‘Substantial variations’ in the use of trans-fats still exist, says research
Research published in the European Journal of Lipid Science and Technology shows that the proportion of foods on the German market containing trans-fatty acids (TFA) is declining – especially within the former high risk food groups such as French fries, margarines and shortenings.
However, the authors led by Katrin Kuhnt from Friedrich Schiller University, Germany, noted that there is a considerable variation of TFA content, “with mainly bakery products and confectioneries having extremely high values, predominantly associated with high total fat and SFA proportion.”
Kuhnt and her colleagues noted that a number of studies provide evidence that a high TFA intake, particularly of industrial origin, adversely affects human health – adding that the TFA content of foods could be reduced by the introduction of mandatory regulations and modifications in the hydrogenation process of oils.
The two major dietary sources for trans-fatty acids (TFA) include production via industrial hydrogenation of vegetable oils (partially hydrogenated vegetable oils) and through bacterial hydrogenation in the rumen.
Compared to unhydrogenated oils, partially hydrogenated vegetable oils containing industrial TFAs are semi-solid, have a higher oxidative stability, and a longer shelf life, and are commonly used in processed food products including margarines, deep-fried foods, bakery and instant products as well as in confectioneries.
The authors noted that a number of experimental studies “demonstrate a positive correlation between the consumption of industrial TFA and the risk of coronary heart disease, due in particular to the adverse influence on the lipoprotein profile in serum.”
The researchers determined the TFA distribution of contemporary foods in 339 German foods from six categories: semi-solid fats, deep-fried potato products, bakery products, confectioneries, instant products and butter.

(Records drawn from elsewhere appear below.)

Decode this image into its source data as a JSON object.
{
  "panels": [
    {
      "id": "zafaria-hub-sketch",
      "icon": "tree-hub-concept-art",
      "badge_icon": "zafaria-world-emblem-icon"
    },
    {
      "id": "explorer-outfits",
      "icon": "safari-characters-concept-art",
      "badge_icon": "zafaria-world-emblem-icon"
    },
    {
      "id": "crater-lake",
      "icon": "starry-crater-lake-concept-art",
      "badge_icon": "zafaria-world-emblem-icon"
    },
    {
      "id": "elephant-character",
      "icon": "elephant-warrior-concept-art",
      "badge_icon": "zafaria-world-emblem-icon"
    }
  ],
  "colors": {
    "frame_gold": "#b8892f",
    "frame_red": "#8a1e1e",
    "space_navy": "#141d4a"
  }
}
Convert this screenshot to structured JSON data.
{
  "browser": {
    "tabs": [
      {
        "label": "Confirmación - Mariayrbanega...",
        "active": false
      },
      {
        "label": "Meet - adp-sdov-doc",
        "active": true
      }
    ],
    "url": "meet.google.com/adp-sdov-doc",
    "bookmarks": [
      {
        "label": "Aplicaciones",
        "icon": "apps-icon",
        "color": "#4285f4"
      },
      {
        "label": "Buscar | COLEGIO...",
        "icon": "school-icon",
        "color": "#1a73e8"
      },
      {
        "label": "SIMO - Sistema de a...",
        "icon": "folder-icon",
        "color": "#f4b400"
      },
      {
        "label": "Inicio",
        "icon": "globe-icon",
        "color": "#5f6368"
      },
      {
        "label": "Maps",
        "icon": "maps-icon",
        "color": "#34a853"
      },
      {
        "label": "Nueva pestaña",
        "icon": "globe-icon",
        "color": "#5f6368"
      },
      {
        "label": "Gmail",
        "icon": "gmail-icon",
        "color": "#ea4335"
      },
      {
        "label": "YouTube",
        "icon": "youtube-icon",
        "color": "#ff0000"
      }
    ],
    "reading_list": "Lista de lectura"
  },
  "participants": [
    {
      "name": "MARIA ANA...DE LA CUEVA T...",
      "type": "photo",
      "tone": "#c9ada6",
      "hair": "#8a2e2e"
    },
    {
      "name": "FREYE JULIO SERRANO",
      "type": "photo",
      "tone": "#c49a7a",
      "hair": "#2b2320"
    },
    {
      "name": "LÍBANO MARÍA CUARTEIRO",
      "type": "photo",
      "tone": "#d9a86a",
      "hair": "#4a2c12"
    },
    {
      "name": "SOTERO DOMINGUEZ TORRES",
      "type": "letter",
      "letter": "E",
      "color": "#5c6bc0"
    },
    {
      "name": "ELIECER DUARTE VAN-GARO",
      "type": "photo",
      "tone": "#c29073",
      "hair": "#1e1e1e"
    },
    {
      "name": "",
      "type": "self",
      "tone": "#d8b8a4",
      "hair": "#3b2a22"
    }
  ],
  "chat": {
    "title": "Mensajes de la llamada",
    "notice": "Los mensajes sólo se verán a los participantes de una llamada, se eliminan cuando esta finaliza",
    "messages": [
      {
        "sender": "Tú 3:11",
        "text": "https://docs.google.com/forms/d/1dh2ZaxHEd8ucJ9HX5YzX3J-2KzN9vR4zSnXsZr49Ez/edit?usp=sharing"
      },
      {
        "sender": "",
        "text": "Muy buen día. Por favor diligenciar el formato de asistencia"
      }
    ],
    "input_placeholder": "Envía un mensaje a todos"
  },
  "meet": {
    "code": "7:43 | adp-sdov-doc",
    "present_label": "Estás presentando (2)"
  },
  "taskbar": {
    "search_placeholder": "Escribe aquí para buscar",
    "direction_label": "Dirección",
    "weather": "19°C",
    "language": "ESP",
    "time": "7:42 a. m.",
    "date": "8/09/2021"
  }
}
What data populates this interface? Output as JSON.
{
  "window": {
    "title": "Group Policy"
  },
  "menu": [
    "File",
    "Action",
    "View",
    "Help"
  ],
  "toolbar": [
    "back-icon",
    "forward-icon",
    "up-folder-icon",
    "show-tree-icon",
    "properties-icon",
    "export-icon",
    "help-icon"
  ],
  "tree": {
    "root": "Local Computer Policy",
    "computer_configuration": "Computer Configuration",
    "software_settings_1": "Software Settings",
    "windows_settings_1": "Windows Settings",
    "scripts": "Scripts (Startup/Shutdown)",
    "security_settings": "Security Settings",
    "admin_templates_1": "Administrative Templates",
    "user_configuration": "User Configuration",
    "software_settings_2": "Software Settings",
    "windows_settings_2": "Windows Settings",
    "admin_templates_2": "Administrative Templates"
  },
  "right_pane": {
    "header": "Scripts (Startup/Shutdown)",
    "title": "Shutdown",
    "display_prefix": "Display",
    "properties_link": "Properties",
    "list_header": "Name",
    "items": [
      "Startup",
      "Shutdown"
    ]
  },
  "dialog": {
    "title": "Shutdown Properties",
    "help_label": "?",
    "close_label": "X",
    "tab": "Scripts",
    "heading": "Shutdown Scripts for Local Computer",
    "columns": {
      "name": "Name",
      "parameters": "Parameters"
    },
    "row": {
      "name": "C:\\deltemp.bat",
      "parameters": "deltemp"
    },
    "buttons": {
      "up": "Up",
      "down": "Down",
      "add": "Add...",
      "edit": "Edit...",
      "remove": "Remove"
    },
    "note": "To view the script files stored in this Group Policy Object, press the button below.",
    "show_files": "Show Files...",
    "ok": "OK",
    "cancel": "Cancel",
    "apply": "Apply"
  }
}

The study results showed a high variation of TFA content between and within the categories containing between 0 and 40.5% TFA.
“In the present study, 96% of the deep-fried potato products, 90% of the confectioneries, 90% of the instant products and 82% of the semi-solid fats contained less than 2% TFA,” explained Kuhnt and her team.
They reported that the mean TFA value in 116 confectioneries was below 2%, though they noted that values of up to 41% were found in certain products.
Bakery products had the highest average TFA content, at 4.5%, with 40% of the 60 products tested showing TFA contents higher than 2%.
Though trans-fats are not, yet, subject to regulation in most countries, many industry players have begun to reformulate away from them in recent years.
Whilst the situation in Germany seems to be mixed, Barbara Gallani, director of food safety & science at the Food and Drink Federation told FoodNavigator that the artificial trans fats have been virtually eliminated from processed foods in the UK, due to “a significant focus on reformulation by UK food manufacturers.”
“This move away from artificial trans fats has been confirmed by data published by the Department of Health last week which analysed a variety of processed foods for trans fatty acids,” said Gallani.
“The latest National Diet and Nutrition Survey shows that reductions already made have resulted in the consumption of trans fats falling from 2.1% of total energy in 1985 to an estimated 0.8% of total energy in 2010, which is well below the maximum UK and WHO recommendations. The UK government has concluded that TFAs at current intake levels do not pose health risks to UK consumers, an opinion with which we concur,” she added.
Source: European Journal of Lipid Science and Technology
Published online ahead of print, doi: 10.1002/ejlt.201100037
“Trans fatty acid isomers and the trans-9/trans-11 index in fat containing foods”
Authors: K. Kuhnt, M. Baehr, C. Rohrer, G. Jahreis
Trans fats and oils
Posted by Dr. Gayle,